The Vuln Cost extension shows you inline how many vulnerabilities a specific package contains the moment you import it into your code.
If the package does not have any known vulnerabilities, Vuln Cost will not bother you at all. Only the package containing vulnerabilities is inline decorated by Vuln Cost. The quick fix has an option that takes you to a resource page about the vulnerabilities in this project.
Another feature Vuln Cost supports is the scanning of HTML files. Importing scripts from your CDN’s — like UNPKG — will be scanned in a similar way as the npm package mentioned above. This way you are not surprised by vulnerabilities, even if you don’t use npm.
The Vuln Cost extension is easy to use and, most importantly, free. Install it from the VSCode marketplace and you are ready to go. For the basic functionality, you don’t need even need to register. However, if you want more actionable information you can sign up for a free Snyk OSS account. Not only can Snyk help you secure your whole project in many different ways, but it also boosts the Vuln Cost extension.

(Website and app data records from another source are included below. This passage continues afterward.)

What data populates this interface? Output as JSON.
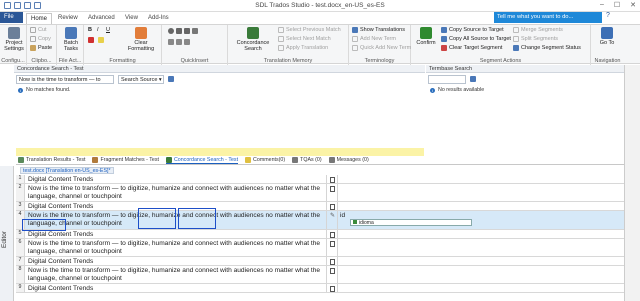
{
  "window": {
    "title": "SDL Trados Studio - test.docx_en-US_es-ES"
  },
  "tabs": {
    "file": "File",
    "home": "Home",
    "review": "Review",
    "advanced": "Advanced",
    "view": "View",
    "addins": "Add-Ins",
    "help": "Help"
  },
  "tell_me": "Tell me what you want to do...",
  "ribbon": {
    "configuration": {
      "project_settings": "Project Settings",
      "label": "Configu..."
    },
    "clipboard": {
      "cut": "Cut",
      "copy": "Copy",
      "paste": "Paste",
      "label": "Clipbo..."
    },
    "file_actions": {
      "batch_tasks": "Batch Tasks",
      "label": "File Act..."
    },
    "formatting": {
      "bold": "B",
      "italic": "I",
      "underline": "U",
      "clear_formatting": "Clear Formatting",
      "label": "Formatting"
    },
    "quickinsert": {
      "label": "QuickInsert"
    },
    "translation_memory": {
      "concordance_search": "Concordance Search",
      "select_previous_match": "Select Previous Match",
      "select_next_match": "Select Next Match",
      "apply_translation": "Apply Translation",
      "label": "Translation Memory"
    },
    "terminology": {
      "show_translations": "Show Translations",
      "add_new_term": "Add New Term",
      "quick_add_new_term": "Quick Add New Term",
      "label": "Terminology"
    },
    "segment_actions": {
      "confirm": "Confirm",
      "copy_source_to_target": "Copy Source to Target",
      "copy_all_source_to_target": "Copy All Source to Target",
      "clear_target_segment": "Clear Target Segment",
      "merge_segments": "Merge Segments",
      "split_segments": "Split Segments",
      "change_segment_status": "Change Segment Status",
      "label": "Segment Actions"
    },
    "navigation": {
      "go_to": "Go To",
      "label": "Navigation"
    }
  },
  "concordance_panel": {
    "header": "Concordance Search - Test",
    "query": "Now is the time to transform — to",
    "mode": "Search Source",
    "message": "No matches found."
  },
  "termbase_panel": {
    "header": "Termbase Search",
    "message": "No results available"
  },
  "bottom_tabs": [
    "Translation Results - Test",
    "Fragment Matches - Test",
    "Concordance Search - Test",
    "Comments(0)",
    "TQAs (0)",
    "Messages (0)"
  ],
  "editor": {
    "label": "Editor",
    "document_tab": "test.docx [Translation en-US_es-ES]*",
    "rows": [
      {
        "num": "1",
        "source": "Digital Content Trends",
        "target": ""
      },
      {
        "num": "2",
        "source": "Now is the time to transform — to digitize, humanize and connect with audiences no matter what the language, channel or touchpoint",
        "target": ""
      },
      {
        "num": "3",
        "source": "Digital Content Trends",
        "target": ""
      },
      {
        "num": "4",
        "source": "Now is the time to transform — to digitize, humanize and connect with audiences no matter what the language, channel or touchpoint",
        "target": "id"
      },
      {
        "num": "5",
        "source": "Digital Content Trends",
        "target": ""
      },
      {
        "num": "6",
        "source": "Now is the time to transform — to digitize, humanize and connect with audiences no matter what the language, channel or touchpoint",
        "target": ""
      },
      {
        "num": "7",
        "source": "Digital Content Trends",
        "target": ""
      },
      {
        "num": "8",
        "source": "Now is the time to transform — to digitize, humanize and connect with audiences no matter what the language, channel or touchpoint",
        "target": ""
      },
      {
        "num": "9",
        "source": "Digital Content Trends",
        "target": ""
      }
    ],
    "autosuggest": "idioma"
  },
  "colors": {
    "accent": "#2b5797",
    "tell_me": "#1e88d8",
    "active_row": "#d6e9f8",
    "highlight_box": "#1e4fc8"
  }
}
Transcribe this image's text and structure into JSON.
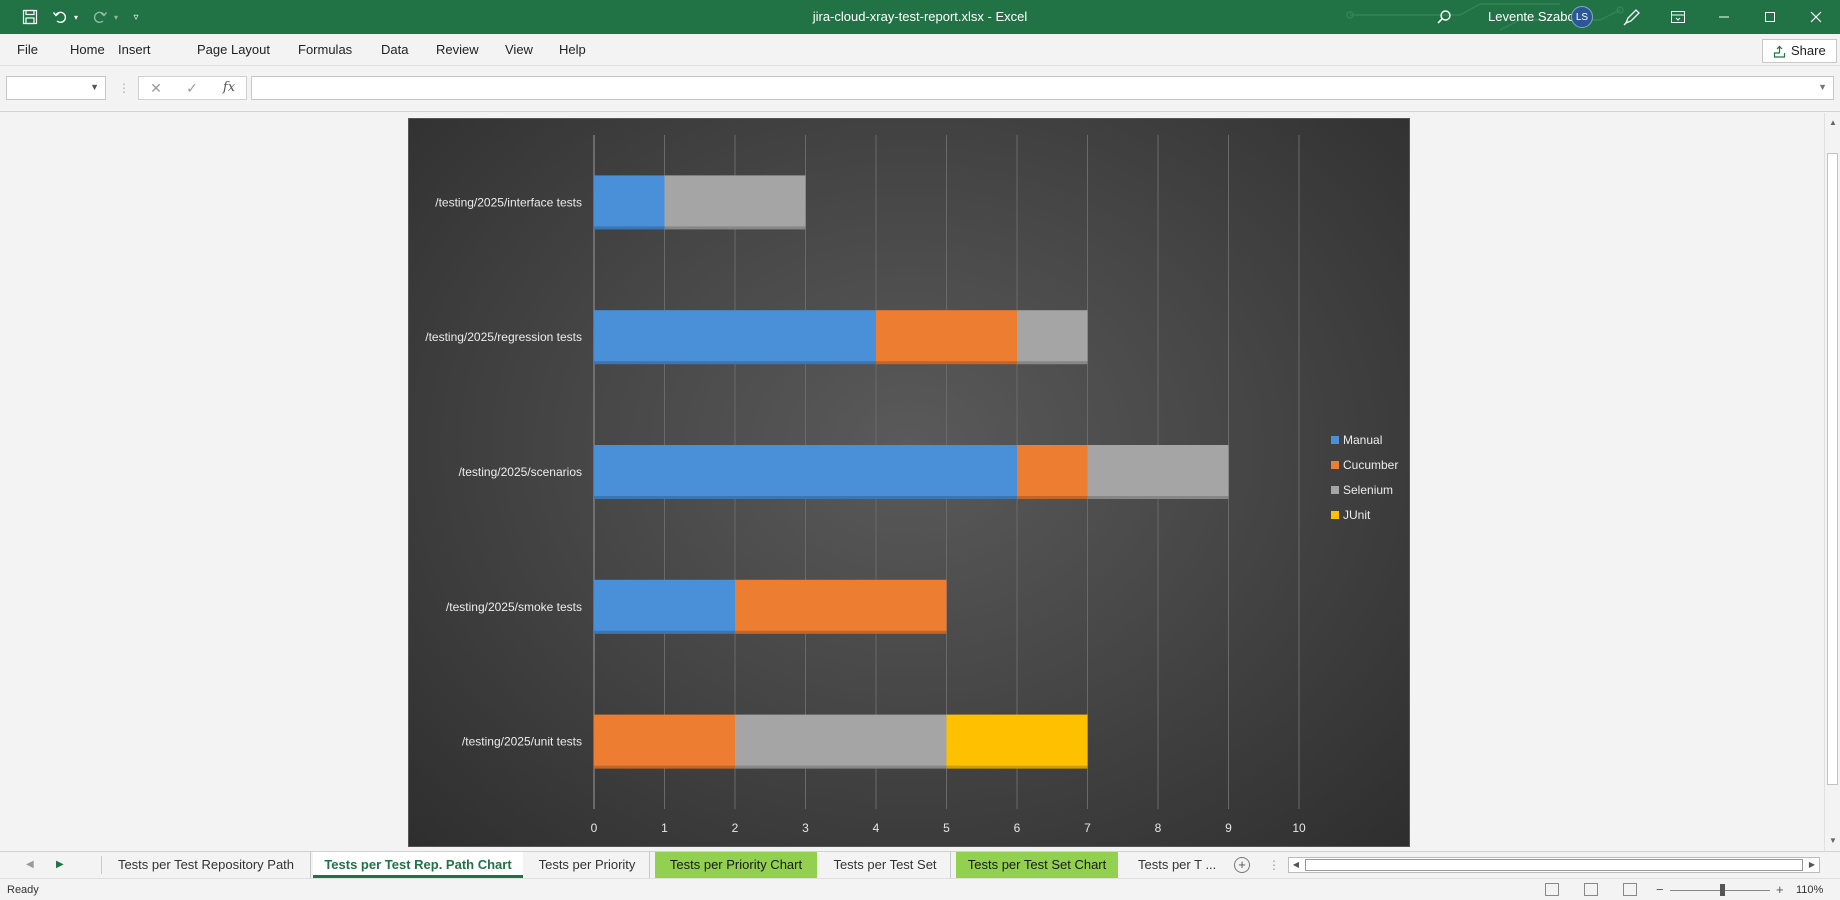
{
  "window": {
    "title": "jira-cloud-xray-test-report.xlsx  -  Excel",
    "user_name": "Levente Szabo",
    "user_initials": "LS"
  },
  "menu": {
    "items": [
      "File",
      "Home",
      "Insert",
      "Page Layout",
      "Formulas",
      "Data",
      "Review",
      "View",
      "Help"
    ],
    "share_label": "Share"
  },
  "formula_bar": {
    "name_box_value": "",
    "fx_label": "fx",
    "formula_value": ""
  },
  "chart_data": {
    "type": "bar",
    "orientation": "horizontal",
    "stacked": true,
    "categories": [
      "/testing/2025/interface tests",
      "/testing/2025/regression tests",
      "/testing/2025/scenarios",
      "/testing/2025/smoke tests",
      "/testing/2025/unit tests"
    ],
    "series": [
      {
        "name": "Manual",
        "color": "#4a90d9",
        "values": [
          1,
          4,
          6,
          2,
          0
        ]
      },
      {
        "name": "Cucumber",
        "color": "#ed7d31",
        "values": [
          0,
          2,
          1,
          3,
          2
        ]
      },
      {
        "name": "Selenium",
        "color": "#a5a5a5",
        "values": [
          2,
          1,
          2,
          0,
          3
        ]
      },
      {
        "name": "JUnit",
        "color": "#ffc000",
        "values": [
          0,
          0,
          0,
          0,
          2
        ]
      }
    ],
    "xlim": [
      0,
      10
    ],
    "xticks": [
      "0",
      "1",
      "2",
      "3",
      "4",
      "5",
      "6",
      "7",
      "8",
      "9",
      "10"
    ],
    "grid": true,
    "legend_position": "right",
    "title": "",
    "xlabel": "",
    "ylabel": ""
  },
  "sheet_tabs": [
    {
      "label": "Tests per Test Repository Path",
      "style": "normal"
    },
    {
      "label": "Tests per Test Rep. Path Chart",
      "style": "active"
    },
    {
      "label": "Tests per Priority",
      "style": "normal"
    },
    {
      "label": "Tests per Priority Chart",
      "style": "green"
    },
    {
      "label": "Tests per Test Set",
      "style": "normal"
    },
    {
      "label": "Tests per Test Set Chart",
      "style": "green"
    },
    {
      "label": "Tests per T ...",
      "style": "normal"
    }
  ],
  "status": {
    "text": "Ready",
    "zoom": "110%"
  }
}
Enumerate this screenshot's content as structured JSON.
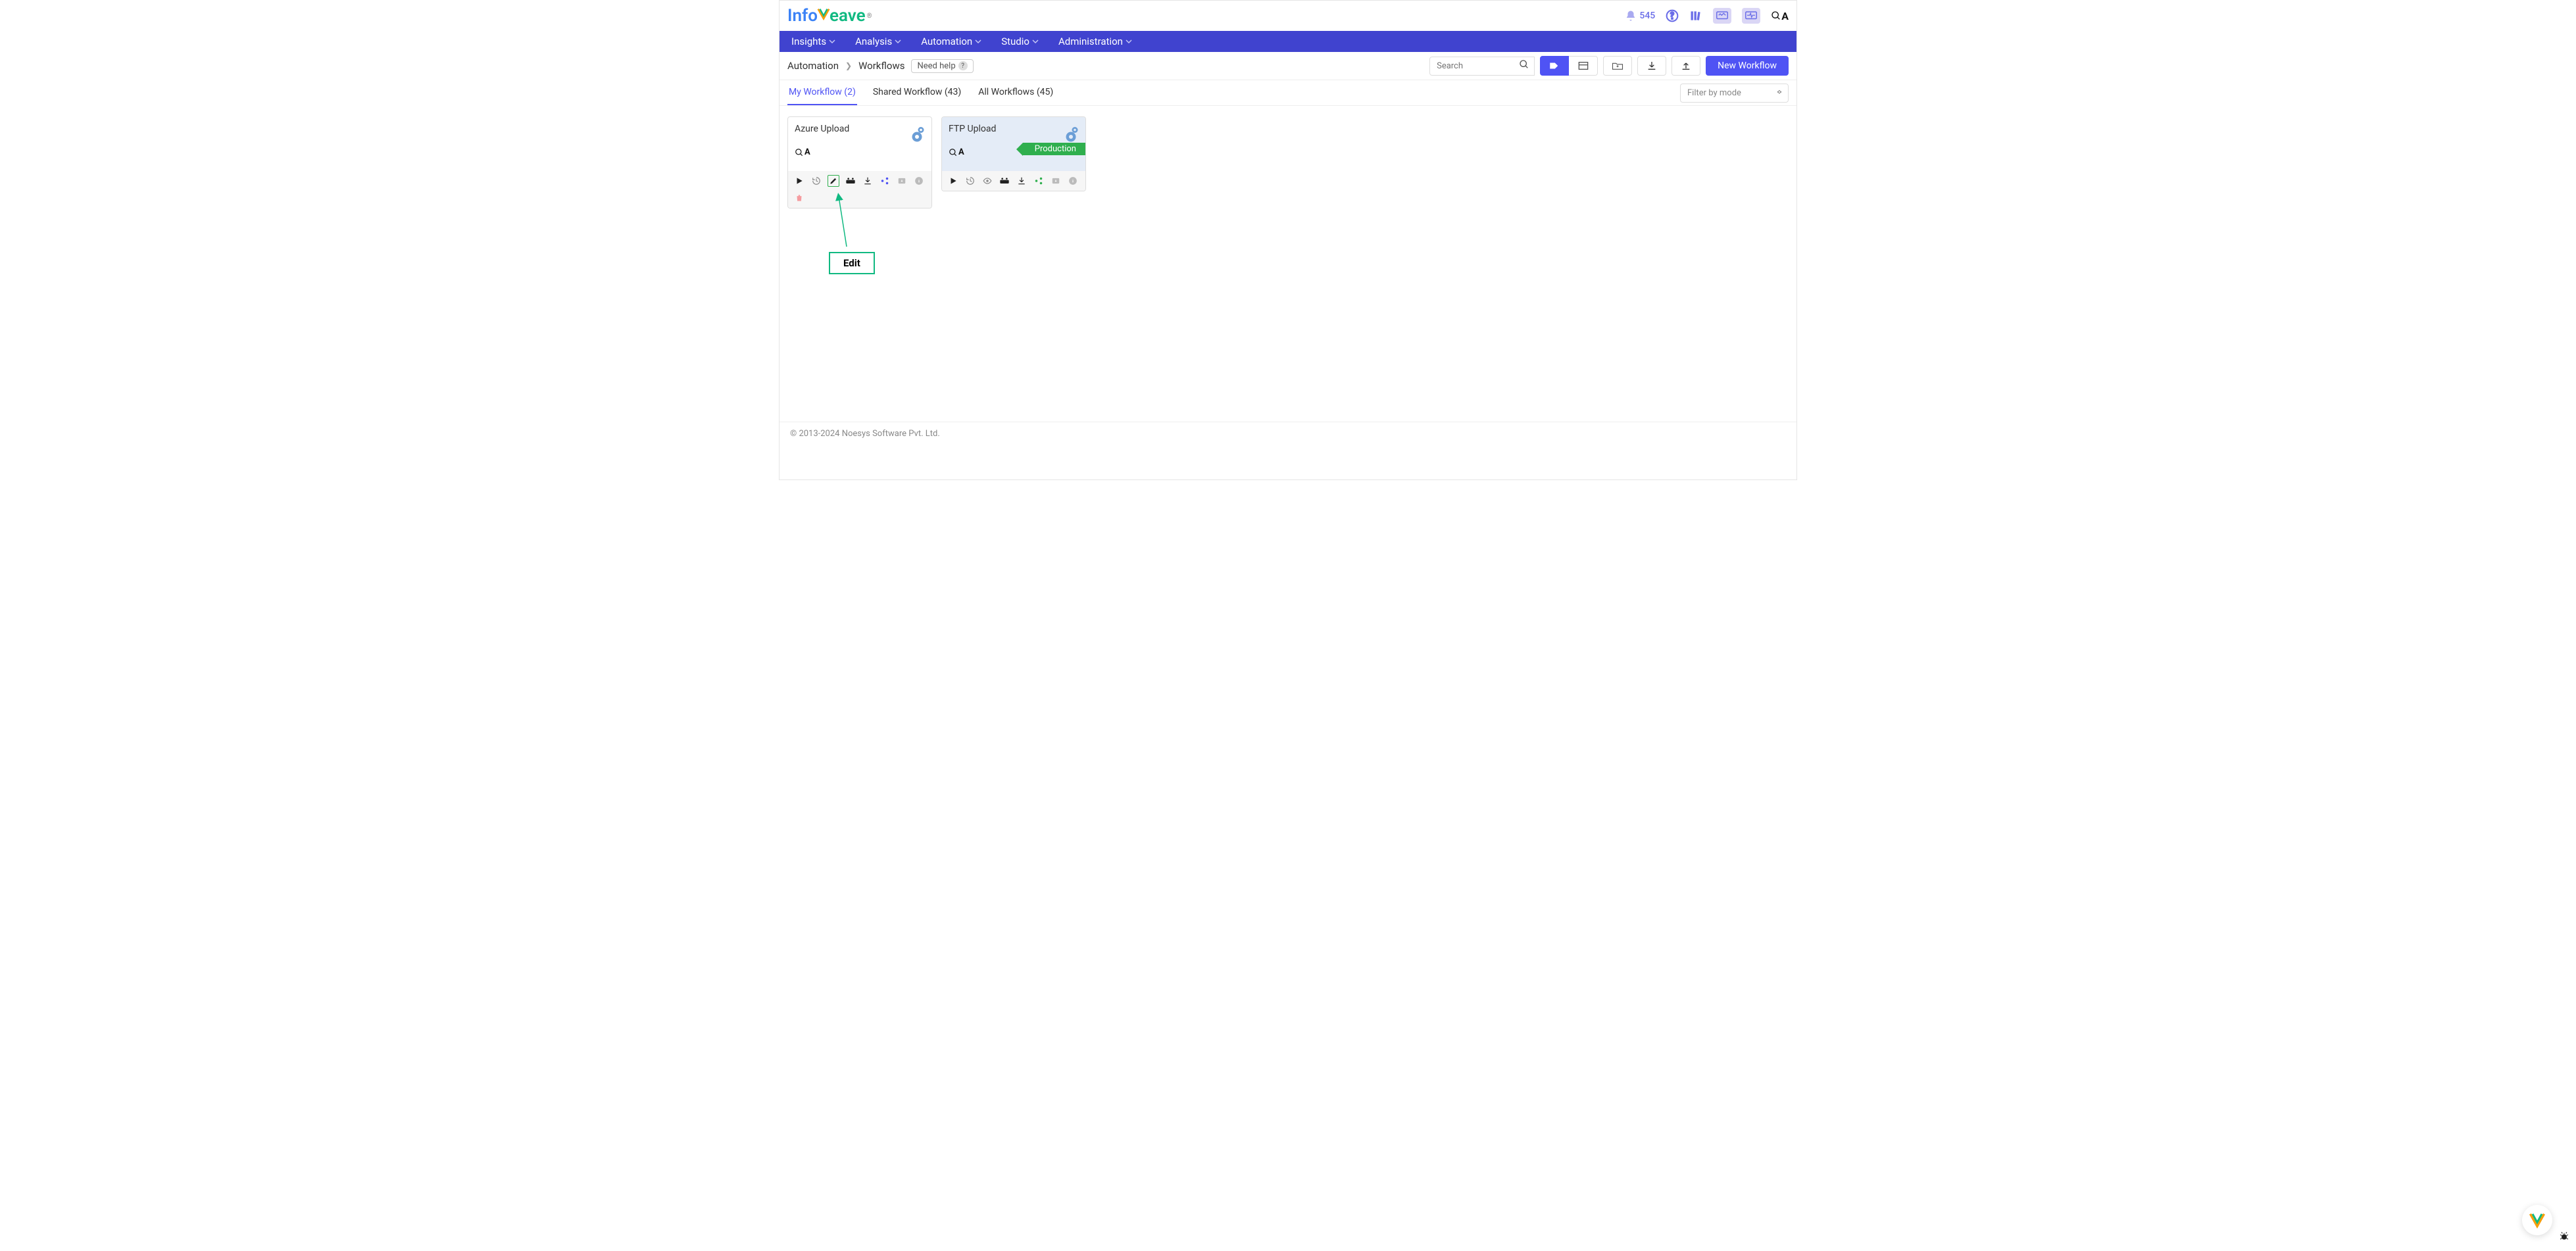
{
  "header": {
    "logo_info": "Info",
    "logo_eave": "eave",
    "notif_count": "545"
  },
  "nav": {
    "insights": "Insights",
    "analysis": "Analysis",
    "automation": "Automation",
    "studio": "Studio",
    "administration": "Administration"
  },
  "breadcrumb": {
    "automation": "Automation",
    "workflows": "Workflows",
    "need_help": "Need help",
    "search_placeholder": "Search",
    "new_workflow": "New Workflow"
  },
  "tabs": {
    "my": "My Workflow (2)",
    "shared": "Shared Workflow (43)",
    "all": "All Workflows (45)",
    "filter_placeholder": "Filter by mode"
  },
  "cards": [
    {
      "title": "Azure Upload",
      "qa": "A",
      "environment": null
    },
    {
      "title": "FTP Upload",
      "qa": "A",
      "environment": "Production"
    }
  ],
  "annotation": {
    "label": "Edit"
  },
  "footer": {
    "copyright": "© 2013-2024 Noesys Software Pvt. Ltd."
  }
}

By signing up or using an already existing free Snyk account, Vuln Cost gives you a breakdown of the vulnerabilities. Most importantly it shows you if the vulnerabilities found have a low, medium or high severity. Next to this, it can show you more information about this vulnerability of where the security issues exist in your project. This might be in a direct or a transitive dependency. Last but not least where possible it provides you with package upgrade advice to the closest version containing a fix for your vulnerabilities.
Remember, these more actionable features in Vuln Cost are, again, totally free. Just signing up freemium Snyk account is enough to enable it.